» **Supplied entries**:

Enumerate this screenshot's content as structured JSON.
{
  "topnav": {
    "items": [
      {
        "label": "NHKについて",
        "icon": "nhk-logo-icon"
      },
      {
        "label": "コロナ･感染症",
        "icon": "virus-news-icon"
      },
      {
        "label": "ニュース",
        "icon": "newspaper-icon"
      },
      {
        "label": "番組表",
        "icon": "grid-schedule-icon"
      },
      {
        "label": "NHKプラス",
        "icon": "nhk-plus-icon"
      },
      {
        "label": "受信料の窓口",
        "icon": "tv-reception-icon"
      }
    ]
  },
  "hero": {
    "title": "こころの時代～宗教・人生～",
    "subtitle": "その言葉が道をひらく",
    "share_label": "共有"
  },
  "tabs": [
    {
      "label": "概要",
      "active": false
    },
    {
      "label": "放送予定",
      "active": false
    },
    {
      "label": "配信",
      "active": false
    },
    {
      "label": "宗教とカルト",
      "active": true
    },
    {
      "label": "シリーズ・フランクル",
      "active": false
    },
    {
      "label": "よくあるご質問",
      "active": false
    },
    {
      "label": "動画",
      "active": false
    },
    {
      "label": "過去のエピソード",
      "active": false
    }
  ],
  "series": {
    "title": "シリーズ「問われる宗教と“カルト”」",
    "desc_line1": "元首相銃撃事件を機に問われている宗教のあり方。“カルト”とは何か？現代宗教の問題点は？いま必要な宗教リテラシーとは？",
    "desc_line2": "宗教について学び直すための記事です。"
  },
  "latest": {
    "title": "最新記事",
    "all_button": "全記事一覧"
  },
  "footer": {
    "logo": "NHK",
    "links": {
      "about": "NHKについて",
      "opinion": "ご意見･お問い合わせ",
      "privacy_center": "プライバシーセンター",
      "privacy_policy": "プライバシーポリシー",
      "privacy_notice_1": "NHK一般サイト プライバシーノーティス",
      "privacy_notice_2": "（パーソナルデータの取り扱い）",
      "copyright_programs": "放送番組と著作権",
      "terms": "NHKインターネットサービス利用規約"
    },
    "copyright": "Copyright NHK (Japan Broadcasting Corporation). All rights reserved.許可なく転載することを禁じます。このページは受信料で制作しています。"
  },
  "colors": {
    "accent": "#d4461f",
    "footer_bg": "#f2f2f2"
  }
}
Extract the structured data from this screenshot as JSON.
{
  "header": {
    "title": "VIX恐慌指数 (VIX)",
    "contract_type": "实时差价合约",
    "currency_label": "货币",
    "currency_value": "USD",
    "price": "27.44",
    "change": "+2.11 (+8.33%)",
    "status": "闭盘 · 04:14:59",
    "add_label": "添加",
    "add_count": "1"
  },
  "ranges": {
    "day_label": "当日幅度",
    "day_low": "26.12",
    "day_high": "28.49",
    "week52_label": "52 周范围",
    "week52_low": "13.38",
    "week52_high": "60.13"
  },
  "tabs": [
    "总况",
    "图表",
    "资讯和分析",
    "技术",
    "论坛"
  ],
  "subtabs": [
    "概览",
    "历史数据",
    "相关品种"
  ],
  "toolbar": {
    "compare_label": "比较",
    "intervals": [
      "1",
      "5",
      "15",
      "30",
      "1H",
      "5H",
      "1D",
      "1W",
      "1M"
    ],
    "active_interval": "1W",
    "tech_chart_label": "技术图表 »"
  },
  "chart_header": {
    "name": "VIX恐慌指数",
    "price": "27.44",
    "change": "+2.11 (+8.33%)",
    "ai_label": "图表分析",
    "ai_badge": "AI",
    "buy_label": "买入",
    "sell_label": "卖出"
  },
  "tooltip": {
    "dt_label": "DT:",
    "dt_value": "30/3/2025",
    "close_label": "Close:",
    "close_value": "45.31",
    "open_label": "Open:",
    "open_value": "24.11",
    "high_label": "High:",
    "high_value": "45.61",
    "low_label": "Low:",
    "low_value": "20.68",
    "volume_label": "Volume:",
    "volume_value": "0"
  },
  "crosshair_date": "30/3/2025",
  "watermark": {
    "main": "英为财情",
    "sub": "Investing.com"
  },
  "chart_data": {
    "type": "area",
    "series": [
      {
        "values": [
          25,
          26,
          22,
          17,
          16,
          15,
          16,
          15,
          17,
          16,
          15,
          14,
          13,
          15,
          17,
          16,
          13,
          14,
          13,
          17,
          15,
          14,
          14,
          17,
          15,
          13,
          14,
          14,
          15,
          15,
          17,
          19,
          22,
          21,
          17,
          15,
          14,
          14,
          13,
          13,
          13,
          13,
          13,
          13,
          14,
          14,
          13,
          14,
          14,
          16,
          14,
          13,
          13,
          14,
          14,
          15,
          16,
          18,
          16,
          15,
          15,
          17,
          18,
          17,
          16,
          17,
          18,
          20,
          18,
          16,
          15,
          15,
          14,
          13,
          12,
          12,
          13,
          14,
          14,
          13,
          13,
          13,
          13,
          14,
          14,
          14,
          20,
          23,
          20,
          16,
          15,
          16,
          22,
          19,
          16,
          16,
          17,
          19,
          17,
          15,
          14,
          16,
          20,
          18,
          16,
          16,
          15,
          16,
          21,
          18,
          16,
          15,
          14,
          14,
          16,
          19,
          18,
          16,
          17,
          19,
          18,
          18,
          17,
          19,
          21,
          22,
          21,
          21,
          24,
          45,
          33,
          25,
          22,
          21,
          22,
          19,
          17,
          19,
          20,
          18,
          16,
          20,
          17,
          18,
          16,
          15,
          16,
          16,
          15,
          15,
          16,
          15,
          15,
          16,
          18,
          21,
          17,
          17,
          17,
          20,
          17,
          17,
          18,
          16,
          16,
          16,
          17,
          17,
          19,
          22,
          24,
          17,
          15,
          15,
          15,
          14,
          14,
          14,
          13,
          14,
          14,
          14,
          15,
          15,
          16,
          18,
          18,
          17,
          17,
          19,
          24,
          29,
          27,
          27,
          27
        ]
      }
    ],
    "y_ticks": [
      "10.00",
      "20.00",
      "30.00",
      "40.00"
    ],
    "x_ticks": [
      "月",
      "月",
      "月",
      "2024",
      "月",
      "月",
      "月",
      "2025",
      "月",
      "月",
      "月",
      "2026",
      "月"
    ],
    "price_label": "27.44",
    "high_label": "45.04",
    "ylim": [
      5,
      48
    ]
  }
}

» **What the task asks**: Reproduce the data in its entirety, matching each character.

» **Written solution**:
Enumerate this screenshot's content as structured JSON.
{
  "topnav": {
    "items": [
      {
        "label": "NHKについて",
        "icon": "nhk-logo-icon"
      },
      {
        "label": "コロナ･感染症",
        "icon": "virus-news-icon"
      },
      {
        "label": "ニュース",
        "icon": "newspaper-icon"
      },
      {
        "label": "番組表",
        "icon": "grid-schedule-icon"
      },
      {
        "label": "NHKプラス",
        "icon": "nhk-plus-icon"
      },
      {
        "label": "受信料の窓口",
        "icon": "tv-reception-icon"
      }
    ]
  },
  "hero": {
    "title": "こころの時代～宗教・人生～",
    "subtitle": "その言葉が道をひらく",
    "share_label": "共有"
  },
  "tabs": [
    {
      "label": "概要",
      "active": false
    },
    {
      "label": "放送予定",
      "active": false
    },
    {
      "label": "配信",
      "active": false
    },
    {
      "label": "宗教とカルト",
      "active": true
    },
    {
      "label": "シリーズ・フランクル",
      "active": false
    },
    {
      "label": "よくあるご質問",
      "active": false
    },
    {
      "label": "動画",
      "active": false
    },
    {
      "label": "過去のエピソード",
      "active": false
    }
  ],
  "series": {
    "title": "シリーズ「問われる宗教と“カルト”」",
    "desc_line1": "元首相銃撃事件を機に問われている宗教のあり方。“カルト”とは何か？現代宗教の問題点は？いま必要な宗教リテラシーとは？",
    "desc_line2": "宗教について学び直すための記事です。"
  },
  "latest": {
    "title": "最新記事",
    "all_button": "全記事一覧"
  },
  "footer": {
    "logo": "NHK",
    "links": {
      "about": "NHKについて",
      "opinion": "ご意見･お問い合わせ",
      "privacy_center": "プライバシーセンター",
      "privacy_policy": "プライバシーポリシー",
      "privacy_notice_1": "NHK一般サイト プライバシーノーティス",
      "privacy_notice_2": "（パーソナルデータの取り扱い）",
      "copyright_programs": "放送番組と著作権",
      "terms": "NHKインターネットサービス利用規約"
    },
    "copyright": "Copyright NHK (Japan Broadcasting Corporation). All rights reserved.許可なく転載することを禁じます。このページは受信料で制作しています。"
  },
  "colors": {
    "accent": "#d4461f",
    "footer_bg": "#f2f2f2"
  }
}
Extract the structured data from this screenshot as JSON.
{
  "header": {
    "title": "VIX恐慌指数 (VIX)",
    "contract_type": "实时差价合约",
    "currency_label": "货币",
    "currency_value": "USD",
    "price": "27.44",
    "change": "+2.11 (+8.33%)",
    "status": "闭盘 · 04:14:59",
    "add_label": "添加",
    "add_count": "1"
  },
  "ranges": {
    "day_label": "当日幅度",
    "day_low": "26.12",
    "day_high": "28.49",
    "week52_label": "52 周范围",
    "week52_low": "13.38",
    "week52_high": "60.13"
  },
  "tabs": [
    "总况",
    "图表",
    "资讯和分析",
    "技术",
    "论坛"
  ],
  "subtabs": [
    "概览",
    "历史数据",
    "相关品种"
  ],
  "toolbar": {
    "compare_label": "比较",
    "intervals": [
      "1",
      "5",
      "15",
      "30",
      "1H",
      "5H",
      "1D",
      "1W",
      "1M"
    ],
    "active_interval": "1W",
    "tech_chart_label": "技术图表 »"
  },
  "chart_header": {
    "name": "VIX恐慌指数",
    "price": "27.44",
    "change": "+2.11 (+8.33%)",
    "ai_label": "图表分析",
    "ai_badge": "AI",
    "buy_label": "买入",
    "sell_label": "卖出"
  },
  "tooltip": {
    "dt_label": "DT:",
    "dt_value": "30/3/2025",
    "close_label": "Close:",
    "close_value": "45.31",
    "open_label": "Open:",
    "open_value": "24.11",
    "high_label": "High:",
    "high_value": "45.61",
    "low_label": "Low:",
    "low_value": "20.68",
    "volume_label": "Volume:",
    "volume_value": "0"
  },
  "crosshair_date": "30/3/2025",
  "watermark": {
    "main": "英为财情",
    "sub": "Investing.com"
  },
  "chart_data": {
    "type": "area",
    "series": [
      {
        "values": [
          25,
          26,
          22,
          17,
          16,
          15,
          16,
          15,
          17,
          16,
          15,
          14,
          13,
          15,
          17,
          16,
          13,
          14,
          13,
          17,
          15,
          14,
          14,
          17,
          15,
          13,
          14,
          14,
          15,
          15,
          17,
          19,
          22,
          21,
          17,
          15,
          14,
          14,
          13,
          13,
          13,
          13,
          13,
          13,
          14,
          14,
          13,
          14,
          14,
          16,
          14,
          13,
          13,
          14,
          14,
          15,
          16,
          18,
          16,
          15,
          15,
          17,
          18,
          17,
          16,
          17,
          18,
          20,
          18,
          16,
          15,
          15,
          14,
          13,
          12,
          12,
          13,
          14,
          14,
          13,
          13,
          13,
          13,
          14,
          14,
          14,
          20,
          23,
          20,
          16,
          15,
          16,
          22,
          19,
          16,
          16,
          17,
          19,
          17,
          15,
          14,
          16,
          20,
          18,
          16,
          16,
          15,
          16,
          21,
          18,
          16,
          15,
          14,
          14,
          16,
          19,
          18,
          16,
          17,
          19,
          18,
          18,
          17,
          19,
          21,
          22,
          21,
          21,
          24,
          45,
          33,
          25,
          22,
          21,
          22,
          19,
          17,
          19,
          20,
          18,
          16,
          20,
          17,
          18,
          16,
          15,
          16,
          16,
          15,
          15,
          16,
          15,
          15,
          16,
          18,
          21,
          17,
          17,
          17,
          20,
          17,
          17,
          18,
          16,
          16,
          16,
          17,
          17,
          19,
          22,
          24,
          17,
          15,
          15,
          15,
          14,
          14,
          14,
          13,
          14,
          14,
          14,
          15,
          15,
          16,
          18,
          18,
          17,
          17,
          19,
          24,
          29,
          27,
          27,
          27
        ]
      }
    ],
    "y_ticks": [
      "10.00",
      "20.00",
      "30.00",
      "40.00"
    ],
    "x_ticks": [
      "月",
      "月",
      "月",
      "2024",
      "月",
      "月",
      "月",
      "2025",
      "月",
      "月",
      "月",
      "2026",
      "月"
    ],
    "price_label": "27.44",
    "high_label": "45.04",
    "ylim": [
      5,
      48
    ]
  }
}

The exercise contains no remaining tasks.